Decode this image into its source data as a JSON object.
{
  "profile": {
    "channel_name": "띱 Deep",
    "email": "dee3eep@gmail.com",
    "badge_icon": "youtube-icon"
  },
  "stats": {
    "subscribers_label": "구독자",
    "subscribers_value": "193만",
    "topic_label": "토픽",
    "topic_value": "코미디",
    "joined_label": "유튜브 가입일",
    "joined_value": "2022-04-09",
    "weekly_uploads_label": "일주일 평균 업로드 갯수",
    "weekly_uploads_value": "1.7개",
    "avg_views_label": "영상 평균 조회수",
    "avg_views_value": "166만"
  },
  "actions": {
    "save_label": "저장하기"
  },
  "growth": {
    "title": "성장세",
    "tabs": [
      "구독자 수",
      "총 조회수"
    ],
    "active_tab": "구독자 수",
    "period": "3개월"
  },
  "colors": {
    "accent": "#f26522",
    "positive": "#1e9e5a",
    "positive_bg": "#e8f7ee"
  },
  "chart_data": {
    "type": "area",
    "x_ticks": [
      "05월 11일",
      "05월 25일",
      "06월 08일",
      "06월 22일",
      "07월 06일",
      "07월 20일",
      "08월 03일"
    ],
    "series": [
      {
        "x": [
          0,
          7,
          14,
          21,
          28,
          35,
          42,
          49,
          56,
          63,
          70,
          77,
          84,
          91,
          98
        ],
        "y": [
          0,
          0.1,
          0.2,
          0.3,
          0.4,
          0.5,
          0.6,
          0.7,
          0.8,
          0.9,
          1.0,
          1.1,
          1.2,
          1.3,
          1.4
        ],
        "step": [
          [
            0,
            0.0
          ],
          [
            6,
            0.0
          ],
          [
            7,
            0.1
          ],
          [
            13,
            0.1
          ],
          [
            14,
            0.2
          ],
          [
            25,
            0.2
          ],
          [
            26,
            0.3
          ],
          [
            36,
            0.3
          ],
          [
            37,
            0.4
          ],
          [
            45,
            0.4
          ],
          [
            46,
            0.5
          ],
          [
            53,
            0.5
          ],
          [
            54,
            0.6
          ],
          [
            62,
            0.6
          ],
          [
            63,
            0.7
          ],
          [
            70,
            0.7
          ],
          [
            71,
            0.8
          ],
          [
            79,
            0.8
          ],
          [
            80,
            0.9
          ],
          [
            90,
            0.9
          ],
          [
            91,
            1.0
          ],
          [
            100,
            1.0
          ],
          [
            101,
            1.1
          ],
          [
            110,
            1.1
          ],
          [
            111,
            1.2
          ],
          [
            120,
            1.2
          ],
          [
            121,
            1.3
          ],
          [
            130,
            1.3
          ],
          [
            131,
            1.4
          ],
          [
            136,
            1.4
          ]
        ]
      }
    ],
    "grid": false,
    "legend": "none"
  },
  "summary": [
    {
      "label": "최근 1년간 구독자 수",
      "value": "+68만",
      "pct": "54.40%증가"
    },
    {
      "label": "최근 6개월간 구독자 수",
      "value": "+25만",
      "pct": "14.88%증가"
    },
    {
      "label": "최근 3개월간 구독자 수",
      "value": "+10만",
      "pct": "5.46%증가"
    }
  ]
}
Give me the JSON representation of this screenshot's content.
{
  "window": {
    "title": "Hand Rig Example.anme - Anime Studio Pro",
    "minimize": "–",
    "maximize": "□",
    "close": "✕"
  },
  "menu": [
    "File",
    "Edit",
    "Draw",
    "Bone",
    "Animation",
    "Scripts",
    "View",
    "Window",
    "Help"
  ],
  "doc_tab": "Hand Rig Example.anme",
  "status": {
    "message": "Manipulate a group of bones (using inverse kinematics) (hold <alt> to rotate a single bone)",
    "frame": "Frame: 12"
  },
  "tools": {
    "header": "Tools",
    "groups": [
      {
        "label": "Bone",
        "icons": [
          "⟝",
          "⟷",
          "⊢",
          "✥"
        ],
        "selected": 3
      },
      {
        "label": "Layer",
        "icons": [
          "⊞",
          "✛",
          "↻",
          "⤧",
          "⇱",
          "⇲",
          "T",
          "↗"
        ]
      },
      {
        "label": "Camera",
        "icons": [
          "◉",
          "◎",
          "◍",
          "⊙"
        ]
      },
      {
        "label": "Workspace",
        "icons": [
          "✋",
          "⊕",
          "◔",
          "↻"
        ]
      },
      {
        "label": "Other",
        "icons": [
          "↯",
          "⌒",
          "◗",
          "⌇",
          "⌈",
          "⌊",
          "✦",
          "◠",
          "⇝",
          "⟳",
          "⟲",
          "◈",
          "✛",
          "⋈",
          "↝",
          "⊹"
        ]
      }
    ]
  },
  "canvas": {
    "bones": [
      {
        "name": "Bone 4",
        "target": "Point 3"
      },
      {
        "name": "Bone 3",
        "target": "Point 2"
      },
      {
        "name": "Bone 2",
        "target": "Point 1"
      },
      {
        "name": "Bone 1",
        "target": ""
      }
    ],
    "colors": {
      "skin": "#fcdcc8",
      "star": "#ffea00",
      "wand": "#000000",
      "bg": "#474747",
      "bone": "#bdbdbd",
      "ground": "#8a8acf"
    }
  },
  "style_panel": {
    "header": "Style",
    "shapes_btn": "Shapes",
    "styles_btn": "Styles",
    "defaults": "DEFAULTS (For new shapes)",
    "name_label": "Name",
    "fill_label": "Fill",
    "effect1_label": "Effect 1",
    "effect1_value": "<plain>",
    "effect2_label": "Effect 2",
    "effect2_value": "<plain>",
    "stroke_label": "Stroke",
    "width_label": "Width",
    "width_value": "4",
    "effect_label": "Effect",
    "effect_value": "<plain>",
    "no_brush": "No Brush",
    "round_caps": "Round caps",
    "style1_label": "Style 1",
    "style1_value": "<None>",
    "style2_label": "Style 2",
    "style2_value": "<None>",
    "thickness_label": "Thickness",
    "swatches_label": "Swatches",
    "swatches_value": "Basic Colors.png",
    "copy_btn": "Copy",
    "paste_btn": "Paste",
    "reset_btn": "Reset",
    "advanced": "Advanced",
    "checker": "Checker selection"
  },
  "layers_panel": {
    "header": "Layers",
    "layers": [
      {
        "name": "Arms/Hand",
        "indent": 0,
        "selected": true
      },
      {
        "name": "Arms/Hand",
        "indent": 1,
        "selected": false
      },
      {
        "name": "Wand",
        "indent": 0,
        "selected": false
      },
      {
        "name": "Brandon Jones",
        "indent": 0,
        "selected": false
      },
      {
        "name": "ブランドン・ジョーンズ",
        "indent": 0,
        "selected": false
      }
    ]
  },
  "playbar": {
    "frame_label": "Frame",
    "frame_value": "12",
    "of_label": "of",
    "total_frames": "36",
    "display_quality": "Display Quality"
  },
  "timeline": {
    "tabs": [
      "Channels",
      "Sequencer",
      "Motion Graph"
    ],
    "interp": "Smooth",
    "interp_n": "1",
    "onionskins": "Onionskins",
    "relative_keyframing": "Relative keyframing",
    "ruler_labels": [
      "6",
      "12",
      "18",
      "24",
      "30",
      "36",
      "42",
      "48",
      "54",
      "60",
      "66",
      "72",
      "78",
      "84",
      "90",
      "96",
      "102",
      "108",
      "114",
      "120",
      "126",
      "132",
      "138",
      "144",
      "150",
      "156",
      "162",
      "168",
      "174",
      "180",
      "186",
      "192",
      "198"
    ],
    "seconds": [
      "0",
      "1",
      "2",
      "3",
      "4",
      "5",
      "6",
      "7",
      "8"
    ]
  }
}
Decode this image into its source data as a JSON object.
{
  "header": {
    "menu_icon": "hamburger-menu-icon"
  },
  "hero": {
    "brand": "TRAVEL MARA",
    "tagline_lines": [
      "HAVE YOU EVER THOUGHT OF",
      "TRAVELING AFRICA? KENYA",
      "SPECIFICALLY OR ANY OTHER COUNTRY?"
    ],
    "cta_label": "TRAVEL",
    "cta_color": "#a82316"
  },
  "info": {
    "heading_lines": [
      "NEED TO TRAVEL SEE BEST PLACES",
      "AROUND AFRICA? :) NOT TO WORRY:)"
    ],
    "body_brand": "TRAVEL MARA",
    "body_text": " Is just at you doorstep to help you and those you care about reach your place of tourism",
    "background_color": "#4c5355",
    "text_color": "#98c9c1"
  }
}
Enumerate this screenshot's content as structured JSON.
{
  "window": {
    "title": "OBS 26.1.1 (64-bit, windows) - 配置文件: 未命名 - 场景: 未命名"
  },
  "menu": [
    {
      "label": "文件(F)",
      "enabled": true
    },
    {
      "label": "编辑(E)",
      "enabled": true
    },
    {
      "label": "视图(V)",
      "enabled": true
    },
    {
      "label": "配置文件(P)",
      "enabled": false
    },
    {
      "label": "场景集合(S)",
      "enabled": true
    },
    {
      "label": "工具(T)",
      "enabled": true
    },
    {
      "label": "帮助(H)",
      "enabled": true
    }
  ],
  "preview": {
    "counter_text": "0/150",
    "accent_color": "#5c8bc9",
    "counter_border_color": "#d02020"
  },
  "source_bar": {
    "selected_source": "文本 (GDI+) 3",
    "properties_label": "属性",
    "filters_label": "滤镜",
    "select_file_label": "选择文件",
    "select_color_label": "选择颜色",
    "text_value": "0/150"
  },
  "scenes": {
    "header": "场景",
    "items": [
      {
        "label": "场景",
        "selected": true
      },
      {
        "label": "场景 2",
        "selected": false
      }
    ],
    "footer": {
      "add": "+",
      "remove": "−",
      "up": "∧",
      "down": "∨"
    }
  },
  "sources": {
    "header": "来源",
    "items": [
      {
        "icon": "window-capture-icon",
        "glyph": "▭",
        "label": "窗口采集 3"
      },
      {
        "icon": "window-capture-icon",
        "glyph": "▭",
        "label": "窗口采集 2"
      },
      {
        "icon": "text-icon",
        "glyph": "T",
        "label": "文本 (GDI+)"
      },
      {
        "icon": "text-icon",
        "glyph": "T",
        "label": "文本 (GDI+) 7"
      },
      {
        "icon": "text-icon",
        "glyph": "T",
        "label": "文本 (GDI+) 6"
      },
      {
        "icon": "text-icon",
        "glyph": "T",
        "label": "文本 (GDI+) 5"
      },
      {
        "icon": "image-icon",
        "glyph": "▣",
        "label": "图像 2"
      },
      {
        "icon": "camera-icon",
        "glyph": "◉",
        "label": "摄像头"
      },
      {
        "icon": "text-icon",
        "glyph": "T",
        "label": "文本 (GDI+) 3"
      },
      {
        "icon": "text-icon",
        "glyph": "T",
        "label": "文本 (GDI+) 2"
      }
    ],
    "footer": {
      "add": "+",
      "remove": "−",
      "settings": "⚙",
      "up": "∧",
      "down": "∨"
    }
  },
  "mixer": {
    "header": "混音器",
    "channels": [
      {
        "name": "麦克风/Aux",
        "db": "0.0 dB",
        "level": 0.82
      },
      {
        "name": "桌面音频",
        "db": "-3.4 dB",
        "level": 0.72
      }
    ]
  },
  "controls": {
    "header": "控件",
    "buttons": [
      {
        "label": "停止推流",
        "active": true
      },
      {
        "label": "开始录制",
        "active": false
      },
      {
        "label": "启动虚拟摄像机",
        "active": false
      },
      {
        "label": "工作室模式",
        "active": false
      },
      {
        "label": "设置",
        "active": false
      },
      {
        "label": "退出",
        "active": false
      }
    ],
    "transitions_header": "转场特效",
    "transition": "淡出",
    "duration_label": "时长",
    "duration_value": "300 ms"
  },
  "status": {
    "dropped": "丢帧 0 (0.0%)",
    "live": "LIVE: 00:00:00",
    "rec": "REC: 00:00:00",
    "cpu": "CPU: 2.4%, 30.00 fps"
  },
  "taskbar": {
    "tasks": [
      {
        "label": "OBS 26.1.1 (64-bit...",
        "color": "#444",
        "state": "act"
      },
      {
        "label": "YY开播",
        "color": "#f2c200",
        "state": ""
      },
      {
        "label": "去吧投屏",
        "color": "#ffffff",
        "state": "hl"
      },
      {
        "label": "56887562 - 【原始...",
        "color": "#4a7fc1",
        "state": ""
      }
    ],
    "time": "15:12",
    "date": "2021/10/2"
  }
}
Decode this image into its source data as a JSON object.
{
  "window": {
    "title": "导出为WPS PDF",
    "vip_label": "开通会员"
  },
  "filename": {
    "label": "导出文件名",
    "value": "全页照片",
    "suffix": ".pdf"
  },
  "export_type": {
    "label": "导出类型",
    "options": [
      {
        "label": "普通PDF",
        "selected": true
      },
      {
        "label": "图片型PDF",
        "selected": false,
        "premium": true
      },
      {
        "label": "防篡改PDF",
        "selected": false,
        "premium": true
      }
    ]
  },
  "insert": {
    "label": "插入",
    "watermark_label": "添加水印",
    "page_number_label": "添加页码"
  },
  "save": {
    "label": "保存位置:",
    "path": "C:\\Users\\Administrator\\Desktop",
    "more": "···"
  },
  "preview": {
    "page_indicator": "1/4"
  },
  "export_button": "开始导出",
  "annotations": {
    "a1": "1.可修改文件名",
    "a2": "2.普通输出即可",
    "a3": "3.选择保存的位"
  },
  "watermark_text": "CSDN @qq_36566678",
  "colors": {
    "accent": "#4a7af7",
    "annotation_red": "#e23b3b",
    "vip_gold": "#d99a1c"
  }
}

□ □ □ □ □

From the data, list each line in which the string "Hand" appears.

- **OUTPUT FOR THIS TASK**
    "title": "Hand Rig Example.anme - Anime Studio Pro",
  "doc_tab": "Hand Rig Example.anme",
        "name": "Arms/Hand",
        "name": "Arms/Hand",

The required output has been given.